(AVAILABLE DATA begins)

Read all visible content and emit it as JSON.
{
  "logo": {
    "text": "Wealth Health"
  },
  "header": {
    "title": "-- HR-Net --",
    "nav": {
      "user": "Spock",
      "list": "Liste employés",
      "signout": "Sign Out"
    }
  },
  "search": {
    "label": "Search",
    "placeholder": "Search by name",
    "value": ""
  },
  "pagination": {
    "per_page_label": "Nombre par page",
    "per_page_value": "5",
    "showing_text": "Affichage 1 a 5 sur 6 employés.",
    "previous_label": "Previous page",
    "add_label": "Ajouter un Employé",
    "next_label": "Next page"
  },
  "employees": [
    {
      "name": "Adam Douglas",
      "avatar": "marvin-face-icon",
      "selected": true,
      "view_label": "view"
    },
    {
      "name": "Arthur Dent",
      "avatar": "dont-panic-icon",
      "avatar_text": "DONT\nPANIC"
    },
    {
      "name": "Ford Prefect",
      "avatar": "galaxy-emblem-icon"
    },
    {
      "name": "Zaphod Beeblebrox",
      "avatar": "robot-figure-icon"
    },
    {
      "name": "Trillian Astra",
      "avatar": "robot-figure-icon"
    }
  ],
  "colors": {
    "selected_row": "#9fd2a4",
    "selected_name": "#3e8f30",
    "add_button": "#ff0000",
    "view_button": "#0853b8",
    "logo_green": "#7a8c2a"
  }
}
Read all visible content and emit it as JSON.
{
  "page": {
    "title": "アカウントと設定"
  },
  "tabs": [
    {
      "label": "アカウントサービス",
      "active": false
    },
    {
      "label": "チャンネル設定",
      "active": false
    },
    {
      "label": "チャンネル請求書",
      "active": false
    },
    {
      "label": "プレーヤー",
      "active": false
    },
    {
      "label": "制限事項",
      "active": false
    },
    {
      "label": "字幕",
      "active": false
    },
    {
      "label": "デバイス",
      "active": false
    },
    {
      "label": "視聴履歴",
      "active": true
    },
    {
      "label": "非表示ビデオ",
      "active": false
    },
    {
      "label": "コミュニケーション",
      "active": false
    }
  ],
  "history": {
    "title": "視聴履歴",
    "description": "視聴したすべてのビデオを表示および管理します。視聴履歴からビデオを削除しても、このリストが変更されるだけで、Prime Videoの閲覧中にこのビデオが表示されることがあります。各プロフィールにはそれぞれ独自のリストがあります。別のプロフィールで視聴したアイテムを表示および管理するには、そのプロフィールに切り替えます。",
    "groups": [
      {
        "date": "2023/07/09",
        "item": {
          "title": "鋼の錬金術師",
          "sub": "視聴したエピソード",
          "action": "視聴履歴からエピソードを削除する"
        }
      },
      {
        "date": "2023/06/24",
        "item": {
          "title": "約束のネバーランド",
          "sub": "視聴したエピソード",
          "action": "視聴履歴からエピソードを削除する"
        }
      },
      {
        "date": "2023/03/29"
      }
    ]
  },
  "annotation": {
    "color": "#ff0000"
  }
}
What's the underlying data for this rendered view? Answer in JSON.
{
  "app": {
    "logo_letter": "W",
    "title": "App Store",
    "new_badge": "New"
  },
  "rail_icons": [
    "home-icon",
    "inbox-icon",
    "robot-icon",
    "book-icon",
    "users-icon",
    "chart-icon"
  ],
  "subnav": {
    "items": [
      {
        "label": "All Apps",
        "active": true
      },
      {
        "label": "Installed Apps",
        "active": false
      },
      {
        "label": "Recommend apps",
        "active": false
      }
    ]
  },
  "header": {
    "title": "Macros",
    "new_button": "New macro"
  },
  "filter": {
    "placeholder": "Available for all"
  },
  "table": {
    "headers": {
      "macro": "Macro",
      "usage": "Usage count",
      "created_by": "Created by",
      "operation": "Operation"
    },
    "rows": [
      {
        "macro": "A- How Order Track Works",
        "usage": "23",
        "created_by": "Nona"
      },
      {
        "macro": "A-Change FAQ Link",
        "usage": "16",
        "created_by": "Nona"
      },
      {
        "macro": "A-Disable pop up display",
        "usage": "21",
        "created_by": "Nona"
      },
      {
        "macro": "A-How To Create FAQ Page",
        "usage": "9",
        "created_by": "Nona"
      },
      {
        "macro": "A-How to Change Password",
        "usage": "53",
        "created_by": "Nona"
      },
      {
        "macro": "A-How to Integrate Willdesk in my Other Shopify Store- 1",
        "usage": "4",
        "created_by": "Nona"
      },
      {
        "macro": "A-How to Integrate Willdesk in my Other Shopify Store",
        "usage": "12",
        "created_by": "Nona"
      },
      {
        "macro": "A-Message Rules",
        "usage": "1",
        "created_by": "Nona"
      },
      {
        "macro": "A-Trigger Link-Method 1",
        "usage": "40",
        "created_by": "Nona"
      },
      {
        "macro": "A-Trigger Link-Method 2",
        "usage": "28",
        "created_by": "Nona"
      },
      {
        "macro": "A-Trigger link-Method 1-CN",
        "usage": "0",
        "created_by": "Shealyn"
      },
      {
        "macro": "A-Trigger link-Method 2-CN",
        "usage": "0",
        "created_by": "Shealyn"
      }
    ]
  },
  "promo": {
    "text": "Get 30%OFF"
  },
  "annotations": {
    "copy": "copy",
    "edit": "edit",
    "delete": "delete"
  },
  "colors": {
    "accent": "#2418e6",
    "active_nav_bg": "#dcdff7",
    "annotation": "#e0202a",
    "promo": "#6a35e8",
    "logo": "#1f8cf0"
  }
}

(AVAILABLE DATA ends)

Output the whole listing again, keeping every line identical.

Read all visible content and emit it as JSON.
{
  "logo": {
    "text": "Wealth Health"
  },
  "header": {
    "title": "-- HR-Net --",
    "nav": {
      "user": "Spock",
      "list": "Liste employés",
      "signout": "Sign Out"
    }
  },
  "search": {
    "label": "Search",
    "placeholder": "Search by name",
    "value": ""
  },
  "pagination": {
    "per_page_label": "Nombre par page",
    "per_page_value": "5",
    "showing_text": "Affichage 1 a 5 sur 6 employés.",
    "previous_label": "Previous page",
    "add_label": "Ajouter un Employé",
    "next_label": "Next page"
  },
  "employees": [
    {
      "name": "Adam Douglas",
      "avatar": "marvin-face-icon",
      "selected": true,
      "view_label": "view"
    },
    {
      "name": "Arthur Dent",
      "avatar": "dont-panic-icon",
      "avatar_text": "DONT\nPANIC"
    },
    {
      "name": "Ford Prefect",
      "avatar": "galaxy-emblem-icon"
    },
    {
      "name": "Zaphod Beeblebrox",
      "avatar": "robot-figure-icon"
    },
    {
      "name": "Trillian Astra",
      "avatar": "robot-figure-icon"
    }
  ],
  "colors": {
    "selected_row": "#9fd2a4",
    "selected_name": "#3e8f30",
    "add_button": "#ff0000",
    "view_button": "#0853b8",
    "logo_green": "#7a8c2a"
  }
}
Read all visible content and emit it as JSON.
{
  "page": {
    "title": "アカウントと設定"
  },
  "tabs": [
    {
      "label": "アカウントサービス",
      "active": false
    },
    {
      "label": "チャンネル設定",
      "active": false
    },
    {
      "label": "チャンネル請求書",
      "active": false
    },
    {
      "label": "プレーヤー",
      "active": false
    },
    {
      "label": "制限事項",
      "active": false
    },
    {
      "label": "字幕",
      "active": false
    },
    {
      "label": "デバイス",
      "active": false
    },
    {
      "label": "視聴履歴",
      "active": true
    },
    {
      "label": "非表示ビデオ",
      "active": false
    },
    {
      "label": "コミュニケーション",
      "active": false
    }
  ],
  "history": {
    "title": "視聴履歴",
    "description": "視聴したすべてのビデオを表示および管理します。視聴履歴からビデオを削除しても、このリストが変更されるだけで、Prime Videoの閲覧中にこのビデオが表示されることがあります。各プロフィールにはそれぞれ独自のリストがあります。別のプロフィールで視聴したアイテムを表示および管理するには、そのプロフィールに切り替えます。",
    "groups": [
      {
        "date": "2023/07/09",
        "item": {
          "title": "鋼の錬金術師",
          "sub": "視聴したエピソード",
          "action": "視聴履歴からエピソードを削除する"
        }
      },
      {
        "date": "2023/06/24",
        "item": {
          "title": "約束のネバーランド",
          "sub": "視聴したエピソード",
          "action": "視聴履歴からエピソードを削除する"
        }
      },
      {
        "date": "2023/03/29"
      }
    ]
  },
  "annotation": {
    "color": "#ff0000"
  }
}
What's the underlying data for this rendered view? Answer in JSON.
{
  "app": {
    "logo_letter": "W",
    "title": "App Store",
    "new_badge": "New"
  },
  "rail_icons": [
    "home-icon",
    "inbox-icon",
    "robot-icon",
    "book-icon",
    "users-icon",
    "chart-icon"
  ],
  "subnav": {
    "items": [
      {
        "label": "All Apps",
        "active": true
      },
      {
        "label": "Installed Apps",
        "active": false
      },
      {
        "label": "Recommend apps",
        "active": false
      }
    ]
  },
  "header": {
    "title": "Macros",
    "new_button": "New macro"
  },
  "filter": {
    "placeholder": "Available for all"
  },
  "table": {
    "headers": {
      "macro": "Macro",
      "usage": "Usage count",
      "created_by": "Created by",
      "operation": "Operation"
    },
    "rows": [
      {
        "macro": "A- How Order Track Works",
        "usage": "23",
        "created_by": "Nona"
      },
      {
        "macro": "A-Change FAQ Link",
        "usage": "16",
        "created_by": "Nona"
      },
      {
        "macro": "A-Disable pop up display",
        "usage": "21",
        "created_by": "Nona"
      },
      {
        "macro": "A-How To Create FAQ Page",
        "usage": "9",
        "created_by": "Nona"
      },
      {
        "macro": "A-How to Change Password",
        "usage": "53",
        "created_by": "Nona"
      },
      {
        "macro": "A-How to Integrate Willdesk in my Other Shopify Store- 1",
        "usage": "4",
        "created_by": "Nona"
      },
      {
        "macro": "A-How to Integrate Willdesk in my Other Shopify Store",
        "usage": "12",
        "created_by": "Nona"
      },
      {
        "macro": "A-Message Rules",
        "usage": "1",
        "created_by": "Nona"
      },
      {
        "macro": "A-Trigger Link-Method 1",
        "usage": "40",
        "created_by": "Nona"
      },
      {
        "macro": "A-Trigger Link-Method 2",
        "usage": "28",
        "created_by": "Nona"
      },
      {
        "macro": "A-Trigger link-Method 1-CN",
        "usage": "0",
        "created_by": "Shealyn"
      },
      {
        "macro": "A-Trigger link-Method 2-CN",
        "usage": "0",
        "created_by": "Shealyn"
      }
    ]
  },
  "promo": {
    "text": "Get 30%OFF"
  },
  "annotations": {
    "copy": "copy",
    "edit": "edit",
    "delete": "delete"
  },
  "colors": {
    "accent": "#2418e6",
    "active_nav_bg": "#dcdff7",
    "annotation": "#e0202a",
    "promo": "#6a35e8",
    "logo": "#1f8cf0"
  }
}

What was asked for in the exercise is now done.